Being a band playing jazz music and being a band playing music influenced by jazz are two completely different things.
In a bid to bring back the nostalgia of some of the greatest tunes of all time in their own way, The Revisit Project has come a long way in the tribute music scene of Delhi.
When it comes to music, there is a reason why classics are called classics. They are timeless, they are one’s formatives when learning music and they form the base that propels musicians to write their own music. And the same is true for the band — The Revisit Project.
Set up in 2014, the band started out by playing their versions of old Indian compositions like those of R.D. Burman and A.R. Rehman. Their music would add a contemporary twist to the classics. “We were revisiting these guys, basically,” says Abhay Sharma, the band’s saxophonist. The band’s genre can be broadly categorised as Jazz.
But what started out as a tribute band, soon became a band with a vision to write their own music. The band had just released their first album titled Here We Go in 2017 when some of the members started leaving. But now it’s all honky dory as the line-up has new members, namely Abhay Sharma (Saxophone), Aditya Bhagvatula (Drums), Birraj Singh Taneja (Keyboards), Varun Rajasekharan (Percussions), Kanu Gangahar (Guitar), Karan Wadhwa (Bass), Chetan Dominic Awasthi and Vrnda Dhar (Vocals).
Being a band playing jazz music and being a band playing music influenced by jazz are two completely different things. Abhay explains, “Jazz is a very different art form in the sense that there are various understandings of jazz. There is a traditional form of jazz music, and then there are variants of jazz.” He points out that even if one writes a pop tune and improvises it, it won’t become jazz music but simply jazz-influenced. He feels that there are certain kinds of sensibilities attached to it which are different in terms of harmony, melody, and rhythm.

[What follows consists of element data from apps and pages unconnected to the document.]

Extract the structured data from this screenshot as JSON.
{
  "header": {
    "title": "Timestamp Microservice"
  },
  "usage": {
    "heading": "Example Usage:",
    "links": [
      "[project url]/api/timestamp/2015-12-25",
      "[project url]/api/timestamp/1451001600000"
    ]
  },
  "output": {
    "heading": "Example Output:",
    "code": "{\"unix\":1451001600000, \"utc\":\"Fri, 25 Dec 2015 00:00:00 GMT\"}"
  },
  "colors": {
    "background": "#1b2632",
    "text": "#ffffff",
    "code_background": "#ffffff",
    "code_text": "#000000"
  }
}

Though Abhay’s previous bandmates left, there isn’t any bad blood. “It’s part and parcel of being in the music industry. People who really want to make music will eventually come together no matter what,” he says, talking about his new line up that came together in 2018. “The original music that I always wanted to write was jazz, funk and instrumental music influenced. And whenever we are revisiting a song, we don’t change the melody that much but harmonically, we change the chords and arrangements.”

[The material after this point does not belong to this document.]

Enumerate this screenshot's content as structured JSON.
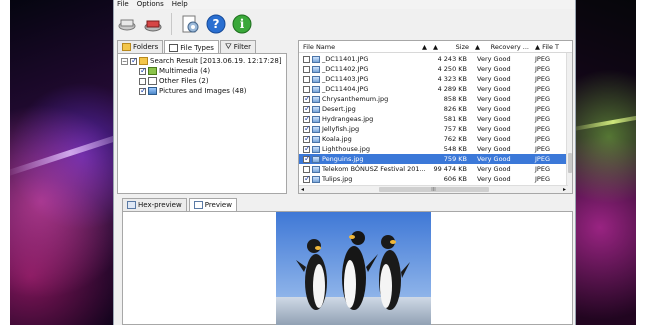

Being in the music scene for over five years, Abhay shares how clubs tend to pay bands lesser today than ever. “If you dream about being a big person without being a realist, it can come back to bite you really badly,” he shares. Talking about the struggles of bands in the capital, he says, “You have to be a very stubborn person to not give in to the infatuations of money. You have to remain hungry.”
Apart from their new album, which is scheduled to come out this November, the band also has a podcast series in the making. The inspiration behind it, he says, “There are some stereotypes about music and musicians that we are trying to discuss and put an end to. It is also another way of keeping in touch with our crowd.”

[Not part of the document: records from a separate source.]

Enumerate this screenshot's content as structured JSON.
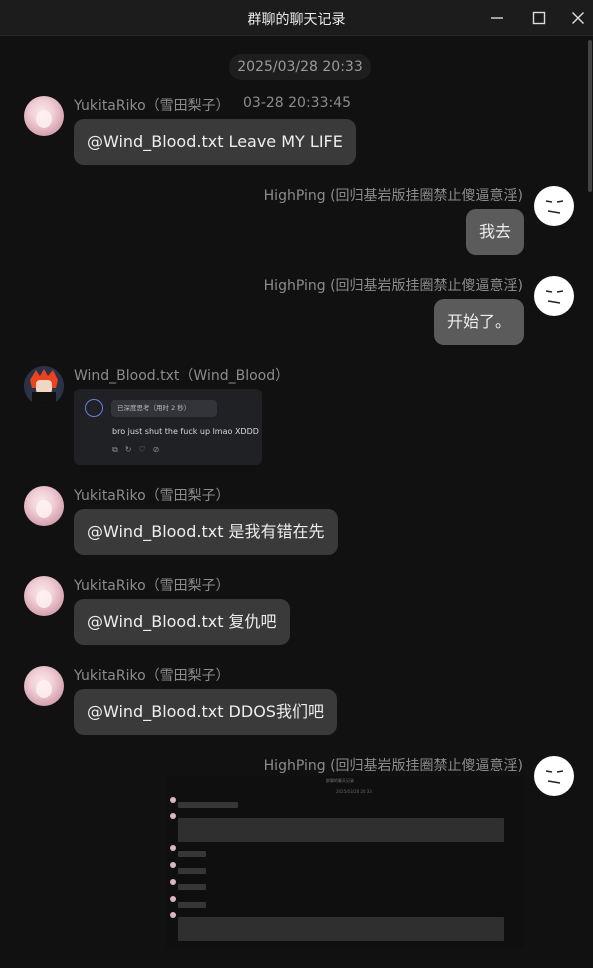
{
  "window": {
    "title": "群聊的聊天记录",
    "controls": [
      "minimize-icon",
      "maximize-icon",
      "close-icon"
    ]
  },
  "timestamp": "2025/03/28 20:33",
  "messages": [
    {
      "sender": "YukitaRiko（雪田梨子）",
      "time": "03-28 20:33:45",
      "text": "@Wind_Blood.txt Leave MY LIFE"
    },
    {
      "sender": "HighPing (回归基岩版挂圈禁止傻逼意淫)",
      "text": "我去"
    },
    {
      "sender": "HighPing (回归基岩版挂圈禁止傻逼意淫)",
      "text": "开始了。"
    },
    {
      "sender": "Wind_Blood.txt（Wind_Blood）",
      "card": {
        "pill": "已深度思考（用时 2 秒）",
        "text": "bro just shut the fuck up lmao XDDD"
      }
    },
    {
      "sender": "YukitaRiko（雪田梨子）",
      "text": "@Wind_Blood.txt 是我有错在先"
    },
    {
      "sender": "YukitaRiko（雪田梨子）",
      "text": "@Wind_Blood.txt 复仇吧"
    },
    {
      "sender": "YukitaRiko（雪田梨子）",
      "text": "@Wind_Blood.txt DDOS我们吧"
    },
    {
      "sender": "HighPing (回归基岩版挂圈禁止傻逼意淫)",
      "image": {
        "header": "群聊的聊天记录",
        "time": "2025/03/28 20:33",
        "first_line": "@Wind_Blood.txt Leave MY LIFE",
        "short_line": "LEAVE MY LIFE"
      }
    }
  ],
  "colors": {
    "background": "#111111",
    "bubble": "#3a3a3a",
    "bubble_self": "#5b5b5b"
  }
}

Abhay also has a piece of advice for up and coming musicians. “Shut up and listen! I would want people to be inquisitive enough about music,” he concludes.